We don’t always get along with our neighbours, and as we move towards more high-density living, we need to keep each other on side rather than off side. Noise is sometimes a problem; so is simply getting to know each other, especially when high-density living also often attracts quite a high ratio of renters to owner/occupiers and therefore a more transient population. In Canberra, where many of us are at work all day (lucky us – and I mean that when we think of our neighbours here and overseas) it takes effort to even manage a ‘Hello’ at the end of the day because we barely see each other.
High-density living isn’t the only culprit in our neighbourly suburban wastelands. Big blocks in leafy older suburbs can be just as bad. When my relationship broke down my neighbours on both sides of me in a street I had lived in and brought my children up in for 20 years, had no idea that my partner wasn’t with us any more until at least 3 months afterwards!

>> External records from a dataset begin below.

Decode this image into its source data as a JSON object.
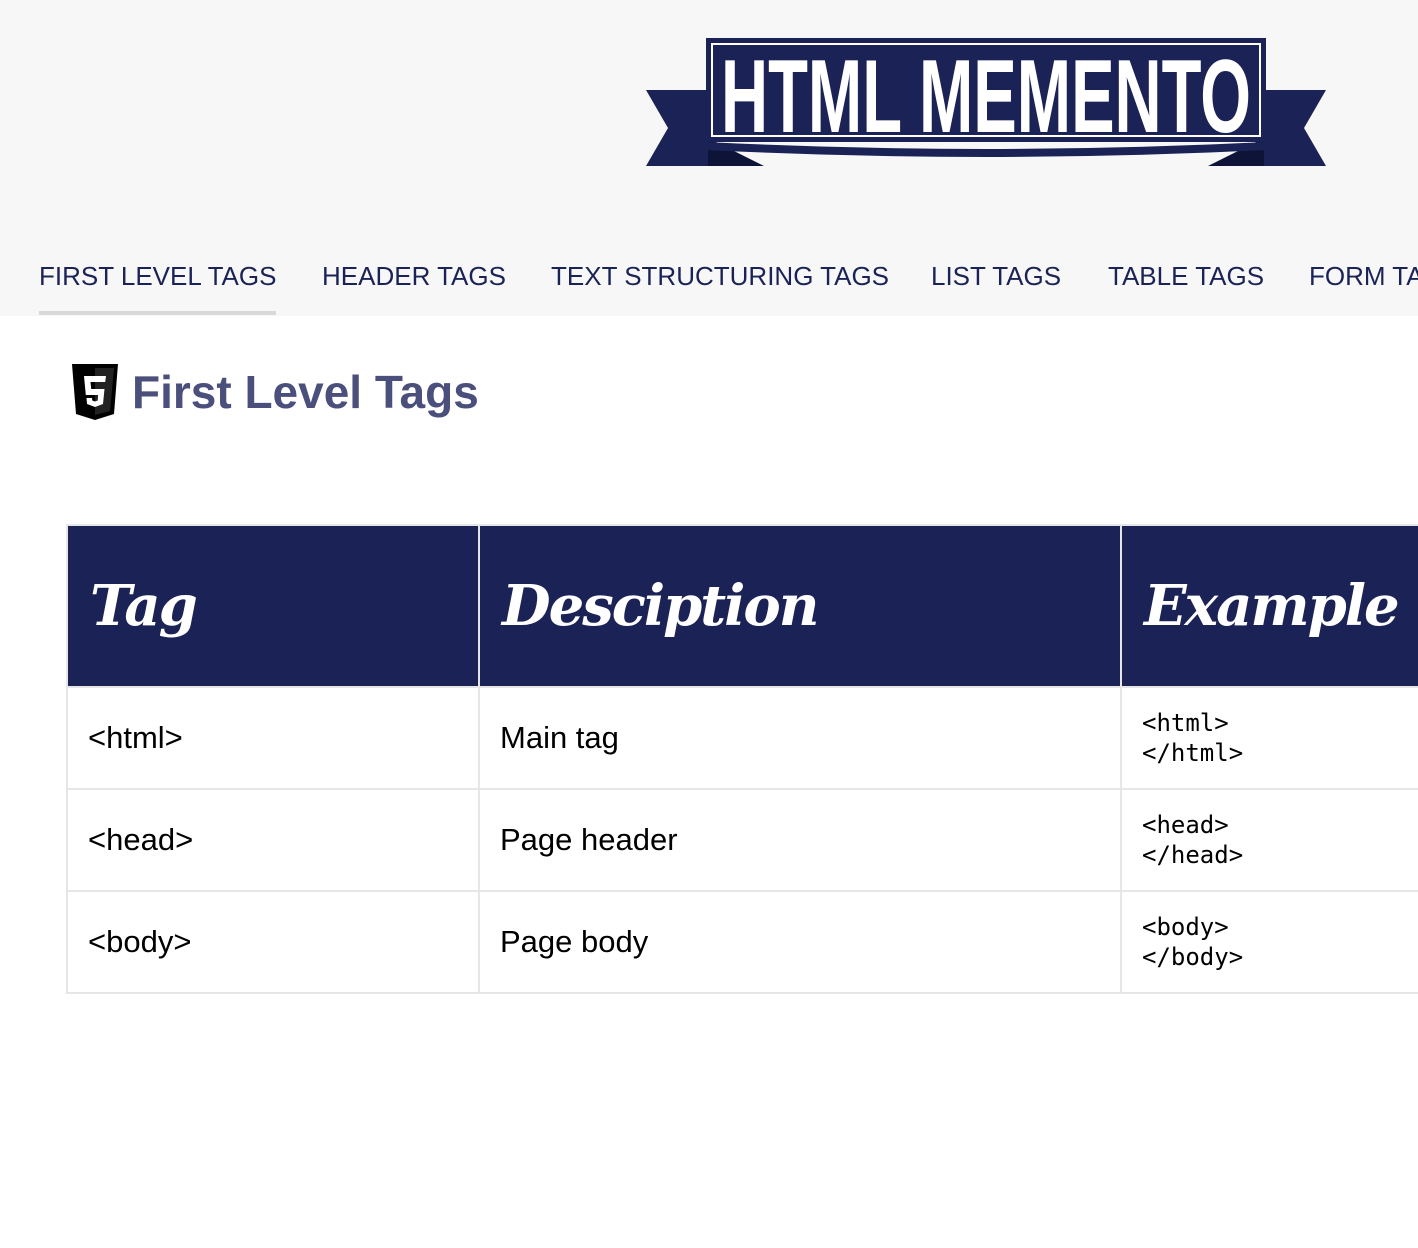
{
  "logo": {
    "text": "HTML MEMENTO",
    "color": "#1b2356"
  },
  "nav": {
    "items": [
      {
        "label": "FIRST LEVEL TAGS",
        "active": true
      },
      {
        "label": "HEADER TAGS"
      },
      {
        "label": "TEXT STRUCTURING TAGS"
      },
      {
        "label": "LIST TAGS"
      },
      {
        "label": "TABLE TAGS"
      },
      {
        "label": "FORM TA"
      }
    ]
  },
  "section": {
    "title": "First Level Tags",
    "icon": "html5-icon"
  },
  "table": {
    "headers": [
      "Tag",
      "Desciption",
      "Example"
    ],
    "rows": [
      {
        "tag": "<html>",
        "description": "Main tag",
        "example": "<html>\n</html>"
      },
      {
        "tag": "<head>",
        "description": "Page header",
        "example": "<head>\n</head>"
      },
      {
        "tag": "<body>",
        "description": "Page body",
        "example": "<body>\n</body>"
      }
    ]
  },
  "colors": {
    "navy": "#1b2356",
    "title": "#4a4f7c",
    "header_bg": "#f7f7f7"
  }
}
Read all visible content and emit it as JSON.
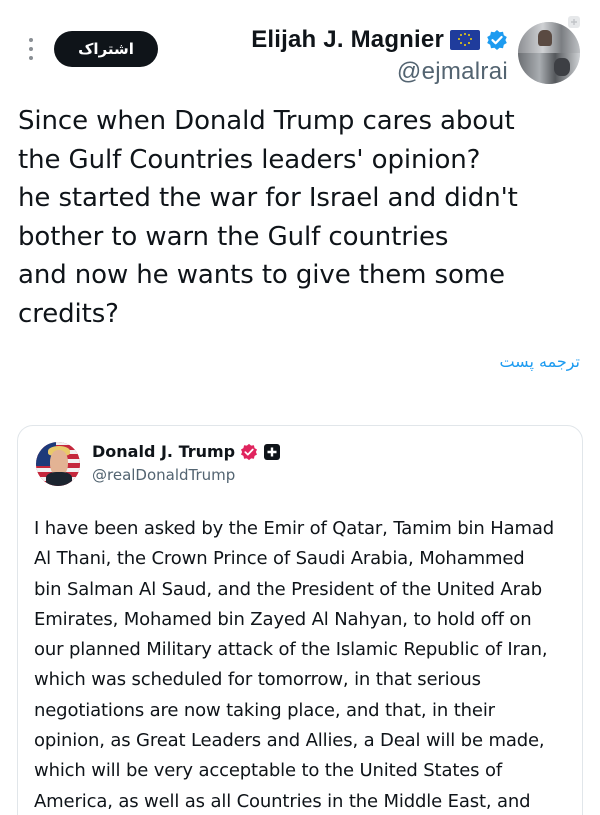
{
  "header": {
    "subscribe_label": "اشتراک",
    "author_name": "Elijah J. Magnier",
    "author_handle": "@ejmalrai",
    "flag_icon": "eu-flag-icon",
    "badge_icon": "verified-badge-icon",
    "badge_color": "#1d9bf0"
  },
  "tweet": {
    "text": "Since when Donald Trump cares about\nthe Gulf Countries leaders' opinion?\nhe started the war for Israel and didn't\nbother to warn the Gulf countries\nand now he wants to give them some\ncredits?",
    "translate_label": "ترجمه پست"
  },
  "quoted": {
    "name": "Donald J. Trump",
    "handle": "@realDonaldTrump",
    "badge_color": "#e0245e",
    "affiliate_icon": "government-affiliate-icon",
    "text": "I have been asked by the Emir of Qatar, Tamim bin Hamad\nAl Thani, the Crown Prince of Saudi Arabia, Mohammed\nbin Salman Al Saud, and the President of the United Arab\nEmirates, Mohamed bin Zayed Al Nahyan, to hold off on\nour planned Military attack of the Islamic Republic of Iran,\nwhich was scheduled for tomorrow, in that serious\nnegotiations are now taking place, and that, in their\nopinion, as Great Leaders and Allies, a Deal will be made,\nwhich will be very acceptable to the United States of\nAmerica, as well as all Countries in the Middle East, and"
  }
}
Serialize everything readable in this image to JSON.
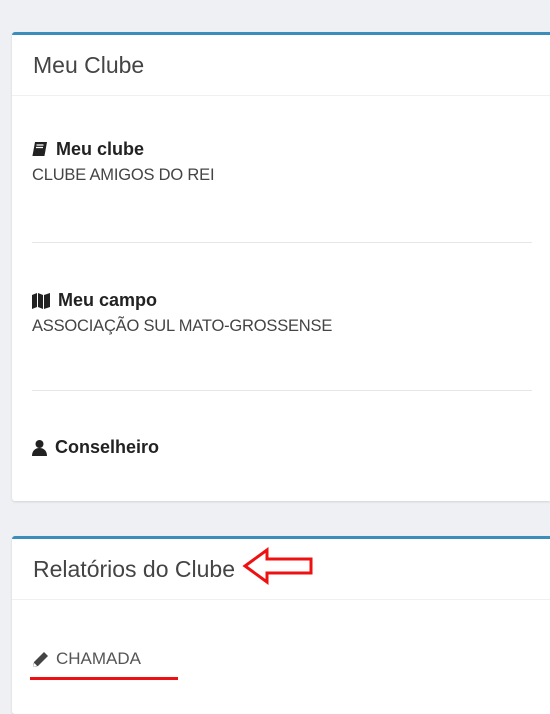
{
  "club_card": {
    "title": "Meu Clube",
    "items": [
      {
        "icon": "book-icon",
        "label": "Meu clube",
        "value": "CLUBE AMIGOS DO REI"
      },
      {
        "icon": "map-icon",
        "label": "Meu campo",
        "value": "ASSOCIAÇÃO SUL MATO-GROSSENSE"
      },
      {
        "icon": "user-icon",
        "label": "Conselheiro",
        "value": ""
      }
    ]
  },
  "reports_card": {
    "title": "Relatórios do Clube",
    "link_label": "CHAMADA",
    "link_icon": "pencil-icon",
    "annotation_color": "#ee1111"
  },
  "accent_color": "#3c8dbc"
}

Founded by Andrew Heslop in 2003, Neighbour Day began in Melbourne after an elderly woman was found dead in her unit, several years after it happened, and none of her neighbours realised she was no longer around. Neighbour Day is held on the last Sunday in March. Go to the official website for tips on putting on your own event and getting to know your neighbours.
I’m organising Neighbour Day in my neck of the woods, and as we have people from several different cultures, I’m asking everyone to bring along a plate from their country of origin for us to share.
By setting a time limit (5 – 8pm), hosting it in one of our communal areas, encouraging BYOG, kids but no pets, a $2 donation for soft drinks, baking a very large celebratory slab cake and borrowing an urn for tea and coffee, I’m hoping we will get a good group together for a quasi-soiree rather than a backyard brawl.
Go on – give it a go!